But the Senate gave no signal it would be open to it, “and it felt like we had a window of time” to keep the program open that was missed, Howard said.
Howard defended the House budget and also pointed to other aspects that expanded and simplified the renter’s tax credit; added down-payment help for first-generation homebuyers; and created a child care tax credit and child tax credit for lower-income residents.
The Minnesota Budget Project, an affiliate of the Minnesota Council of Nonprofits, termed the changes to the renter’s credit “revolutionary.”
“An estimated 120,000 renters who are currently eligible but don’t currently claim the credit are expected to begin claiming it under the new process and receive an average Renters’ Credit of about $700,” the budget project wrote. “Another 36,000 renters would become newly eligible and receive an average refund of around $400.”
Sen. Rich Draheim, R-Madison Lake, the chair of the Senate Housing Committee, said he is unwilling to put more money into a Housing Finance Agency, which he thinks mishandled the RentHelp program.
“That format didn’t function very well and was plagued with problems,” Draheim said. “If we needed to put extra money into an ongoing program that wouldn’t be my first choice. My faith in the department being able to timely operate a program is not too big.”
Draheim also said the economic impacts of the pandemic have lessened. “But we need to take a step back and ask, ‘Why do we need these funds when we have a record number of job openings out there?’” he said.
Draheim added that people who continue to have trouble paying rent are supposed to be helped with existing housing stability programs. “What are we doing with the hundreds of millions in housing stability programs that we already have? That means our existing programs are failing. We need to unpack those. Why aren’t the existing programs working?”

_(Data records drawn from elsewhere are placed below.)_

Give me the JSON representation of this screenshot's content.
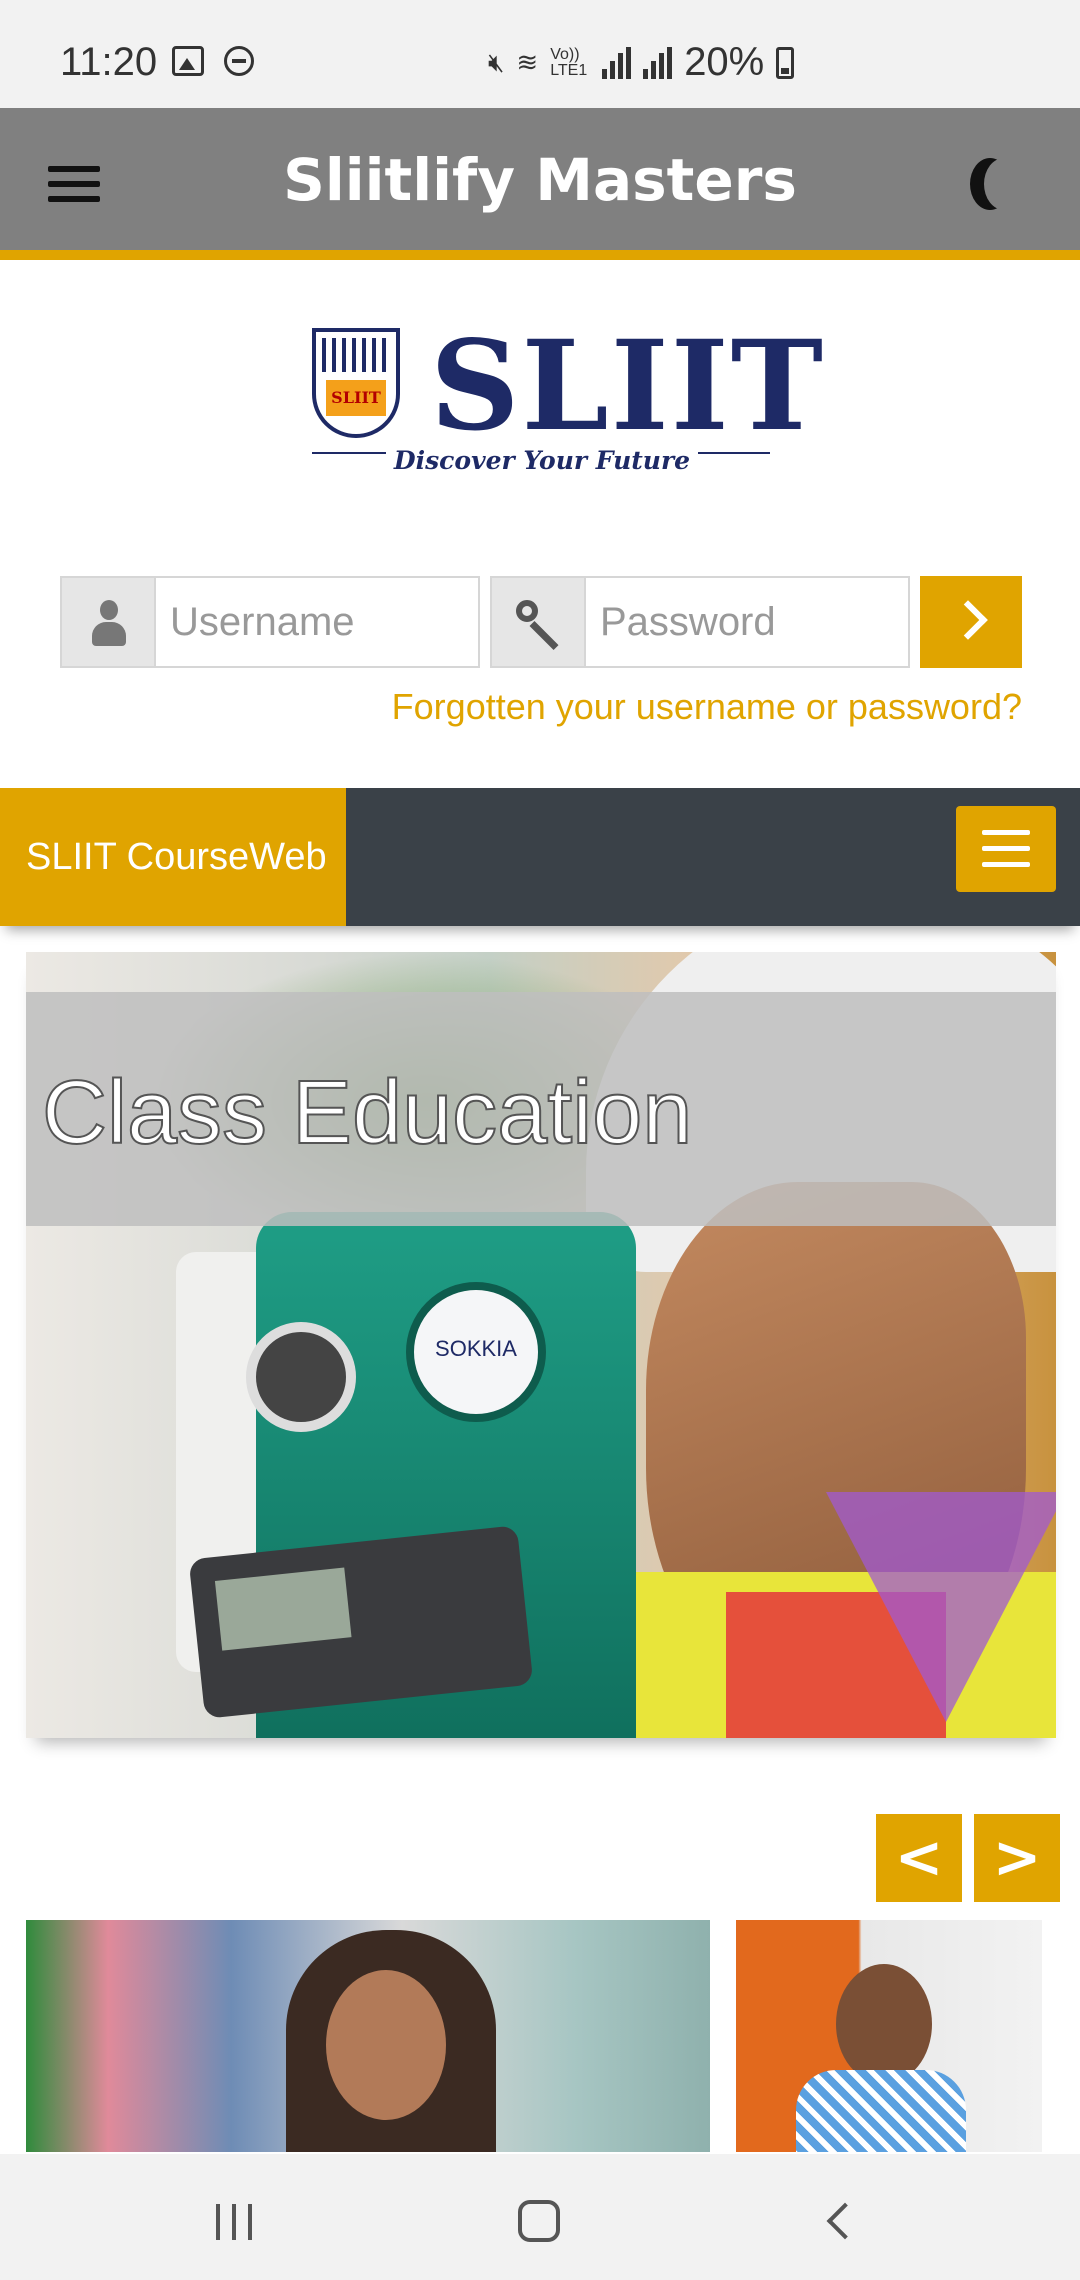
{
  "status_bar": {
    "time": "11:20",
    "network_label": "Vo)) LTE1",
    "battery_percent": "20%",
    "icons": [
      "image-icon",
      "dnd-icon",
      "mute-icon",
      "wifi-icon",
      "signal-icon",
      "signal-icon",
      "battery-icon"
    ]
  },
  "header": {
    "title": "Sliitlify Masters",
    "menu_icon": "hamburger-menu-icon",
    "theme_icon": "moon-icon"
  },
  "logo": {
    "wordmark": "SLIIT",
    "shield_text": "SLIIT",
    "tagline": "Discover Your Future"
  },
  "login": {
    "username_placeholder": "Username",
    "password_placeholder": "Password",
    "username_icon": "user-icon",
    "password_icon": "key-icon",
    "submit_icon": "chevron-right-icon",
    "forgot_link": "Forgotten your username or password?"
  },
  "course_nav": {
    "brand": "SLIIT CourseWeb",
    "toggle_icon": "hamburger-menu-icon"
  },
  "slider": {
    "caption": "Class Education",
    "instrument_brand": "SOKKIA"
  },
  "carousel": {
    "prev_label": "<",
    "next_label": ">"
  },
  "colors": {
    "accent": "#e0a400",
    "header_bg": "#808080",
    "nav_bg": "#3a4148",
    "logo_blue": "#1e2a66"
  }
}
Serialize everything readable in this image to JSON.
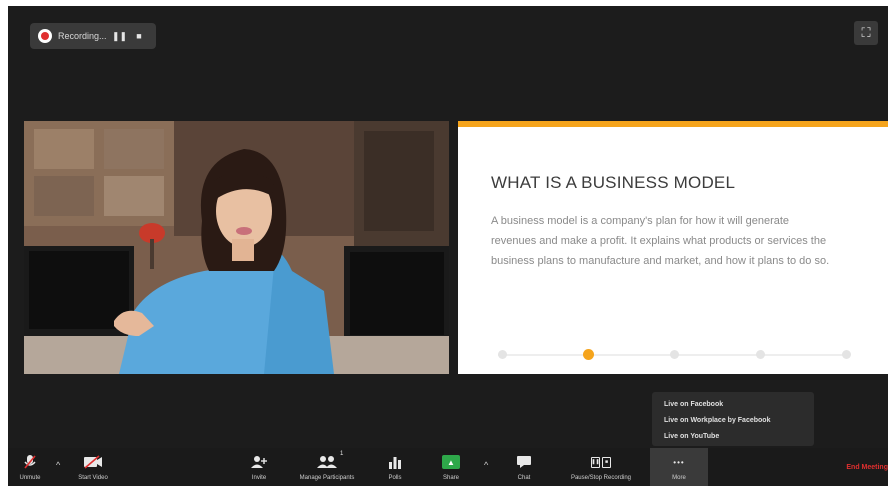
{
  "recording": {
    "label": "Recording...",
    "pause_icon": "pause-icon",
    "stop_icon": "stop-icon",
    "pause_glyph": "❚❚",
    "stop_glyph": "■"
  },
  "fullscreen": {
    "icon": "fullscreen-icon",
    "glyph": "⛶"
  },
  "slide": {
    "title": "WHAT IS A BUSINESS MODEL",
    "body": "A business model is a company's plan for how it will generate revenues and make a profit. It explains what products or services the business plans to manufacture and market, and how it plans to do so.",
    "timeline_steps": 5,
    "active_step": 2,
    "accent": "#f5a41c"
  },
  "more_menu": {
    "items": [
      "Live on Facebook",
      "Live on Workplace by Facebook",
      "Live on YouTube"
    ]
  },
  "toolbar": {
    "unmute": {
      "label": "Unmute",
      "icon": "mic-muted-icon",
      "glyph": "🎤"
    },
    "start_video": {
      "label": "Start Video",
      "icon": "video-off-icon",
      "glyph": "▮"
    },
    "invite": {
      "label": "Invite",
      "icon": "add-person-icon",
      "glyph": "👤"
    },
    "manage_participants": {
      "label": "Manage Participants",
      "icon": "participants-icon",
      "glyph": "👥",
      "count": "1"
    },
    "polls": {
      "label": "Polls",
      "icon": "polls-icon",
      "glyph": "▂▅▇"
    },
    "share": {
      "label": "Share",
      "icon": "share-screen-icon",
      "glyph": "▲"
    },
    "chat": {
      "label": "Chat",
      "icon": "chat-icon",
      "glyph": "▬"
    },
    "pause_stop_recording": {
      "label": "Pause/Stop Recording",
      "icon": "recording-controls-icon",
      "glyph_left": "❚❚",
      "glyph_right": "■"
    },
    "more": {
      "label": "More",
      "icon": "more-icon",
      "glyph": "•••"
    },
    "end_meeting": {
      "label": "End Meeting",
      "color": "#e02f2f"
    },
    "caret_glyph": "^"
  }
}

His housing budget appropriates $50 million in supplemental funding for housing and recasts another $15 million from unspent money from the two-year budget. His emphasis is on helping families own single-family homes, and he said last year’s budget adopted historic levels of housing infrastructure bonds that are used to subsidize nonprofit housing development.